This signal was received from Lieutenant Lyon, commanding US Naval armed guard aboard the SS John A. Sutter:
"Subject named men" (Observers W.E.Hills, and J.F.Rolski) " formerly members of your command and now serving as aircraft identifiers on our ship, Merchant Transport 22, attached to my US Naval gun crew, have already proved their weight in gold to us in properly and quickly identifying all aircraft we have encountered in our initial invasion trip.
As an example, on the morning of June 10th, with visibility poor, they caused us to hold fire on two RAF Spitfires, which all other ships, except naval units, were firing at for a period of half an hour.
When they reported aboard they told me they could identify anything, which they could see. Such has proved to be the case and I find myself, along with my men, relying on them for services far in excess of any other personnel in the crew. It is a pleasure to have them with us, and a great satisfaction to have man so carefully trained to do a job which is so important for the safety of our troops and cargo."
From Wing Commander P.B. Lucas, Air Staff Air Defence of Great Britain:
"The general impression amongst the Spitfire wings covering our land and naval forces over and off the beach-head appears to be that in the majority of cases the fire has come from naval warships and not from merchant ships. Indeed I personally have yet to hear a pilot report that a merchant vessel had opened fire on him"
After two and a half months of stalwart service the ‘Seaborne’ scheme was brought to an end. However the ROC did not come out unscathed; two men were killed, one was injured by shell splinters and one by a V1 flying bomb which hit his vessel while in dock in the UK. Twenty-two survived their ships being sunk. ‘Petty Officer’ Ian Ramsbottom (who must have been the youngest ‘Senior NCO’ in the Royal Navy for those two months) returned safely back to school!
The final word went to the original proponent of the use of the ROC on D-Day - Air Chief Marshal Leigh-Mallory.
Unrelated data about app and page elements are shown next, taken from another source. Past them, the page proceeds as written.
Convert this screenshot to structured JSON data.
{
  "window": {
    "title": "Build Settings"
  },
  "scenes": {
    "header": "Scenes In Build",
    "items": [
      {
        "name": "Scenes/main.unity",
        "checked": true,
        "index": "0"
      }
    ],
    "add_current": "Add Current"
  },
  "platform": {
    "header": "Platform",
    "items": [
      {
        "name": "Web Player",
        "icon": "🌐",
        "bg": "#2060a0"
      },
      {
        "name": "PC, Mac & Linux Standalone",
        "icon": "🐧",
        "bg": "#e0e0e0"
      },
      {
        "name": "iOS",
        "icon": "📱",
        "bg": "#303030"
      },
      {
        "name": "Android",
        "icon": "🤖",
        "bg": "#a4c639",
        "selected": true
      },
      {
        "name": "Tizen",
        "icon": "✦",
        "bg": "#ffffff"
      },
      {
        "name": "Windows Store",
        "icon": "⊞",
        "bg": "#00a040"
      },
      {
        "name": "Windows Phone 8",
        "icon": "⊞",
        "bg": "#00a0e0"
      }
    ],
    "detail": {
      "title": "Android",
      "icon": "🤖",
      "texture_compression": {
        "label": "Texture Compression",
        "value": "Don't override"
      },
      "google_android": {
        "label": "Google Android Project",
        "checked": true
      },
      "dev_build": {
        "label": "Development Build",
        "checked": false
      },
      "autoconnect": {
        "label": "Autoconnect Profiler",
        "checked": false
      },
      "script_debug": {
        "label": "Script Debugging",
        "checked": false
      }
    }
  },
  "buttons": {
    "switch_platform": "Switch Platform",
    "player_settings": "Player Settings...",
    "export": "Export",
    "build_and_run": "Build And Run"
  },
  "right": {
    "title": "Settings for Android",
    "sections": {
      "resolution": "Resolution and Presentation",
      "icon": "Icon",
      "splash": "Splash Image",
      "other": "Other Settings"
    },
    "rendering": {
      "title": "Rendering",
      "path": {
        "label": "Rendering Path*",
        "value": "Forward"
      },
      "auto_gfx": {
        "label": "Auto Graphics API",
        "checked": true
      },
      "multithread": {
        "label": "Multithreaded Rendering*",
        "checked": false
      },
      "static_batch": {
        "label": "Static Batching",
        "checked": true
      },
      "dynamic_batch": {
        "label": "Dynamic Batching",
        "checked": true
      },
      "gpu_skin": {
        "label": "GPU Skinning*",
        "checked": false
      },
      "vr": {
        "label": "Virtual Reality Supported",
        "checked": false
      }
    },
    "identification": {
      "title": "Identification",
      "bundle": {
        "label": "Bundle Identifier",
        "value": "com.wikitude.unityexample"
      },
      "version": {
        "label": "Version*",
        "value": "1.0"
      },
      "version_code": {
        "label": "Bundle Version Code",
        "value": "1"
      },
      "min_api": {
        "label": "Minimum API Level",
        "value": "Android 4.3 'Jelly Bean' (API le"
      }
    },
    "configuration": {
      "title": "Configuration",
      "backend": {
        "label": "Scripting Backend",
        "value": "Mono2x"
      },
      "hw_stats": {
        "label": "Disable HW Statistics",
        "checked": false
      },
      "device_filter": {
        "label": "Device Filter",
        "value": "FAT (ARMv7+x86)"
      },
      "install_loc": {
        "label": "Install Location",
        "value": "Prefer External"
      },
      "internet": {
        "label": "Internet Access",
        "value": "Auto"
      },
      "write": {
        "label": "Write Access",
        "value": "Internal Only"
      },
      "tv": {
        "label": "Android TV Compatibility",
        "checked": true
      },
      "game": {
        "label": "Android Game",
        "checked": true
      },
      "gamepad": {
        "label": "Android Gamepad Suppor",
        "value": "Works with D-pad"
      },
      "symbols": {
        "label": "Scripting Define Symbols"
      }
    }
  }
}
He wrote the following to be circulated to all ROC personnel:
"I have read reports from both pilots and naval officers regarding the Seaborne volunteers on board merchant vessels during recent operations. All reports agree that the Seaborne volunteers have more than fulfilled their duties and have undoubtedly saved many of our aircraft from being engaged by ships guns. I should be grateful if you would please convey to all ranks of the Royal Observer Corps, and in particular to the Seaborne observers themselves, how grateful I, and all pilots in the Allied Expeditionary Air Force, are for their assistance, which has contributed in no small measure to the safety of our own aircraft, and also to the efficient protection of the ships at sea.
The Work of the Royal Observer Corps is quite often unjustly overlooked, and receives little recognition, and I therefore wish that the service they rendered on this occasion be as widely advertised as possible, and all Units of the Air Defence of Great Britain are therefore to be informed of the success of this latest venture of the Royal Observer Corps."
ROC D-Day Roll of Honour
Killed in action: Chief Observer John B. Bancroft* (Motor Vessel Derry Cunily 24 June 1944 – sunk by acoustic mine); Observer Bill Salter (Steam Ship Empire Broadsword sunk by a mine).
Injured in action: Observer Percy Heading (Steam Ship Sambut sunk by shellfire).
Mentioned in despatches: Observer Lieutenant George Alfred Donovan Bourne; Leading Observer Joseph Douglas Whitham; Observer Thomas Henry Bodhill; Observer John Hughes; Observer Derek Norman James; Observer Edward Jones; Observer Albert Edward Llewellyn; Observer George McAllan; Observer Anthony William Priestly; Observer John Weston Reynolds... and all the remainder of the 796 courageous volunteers!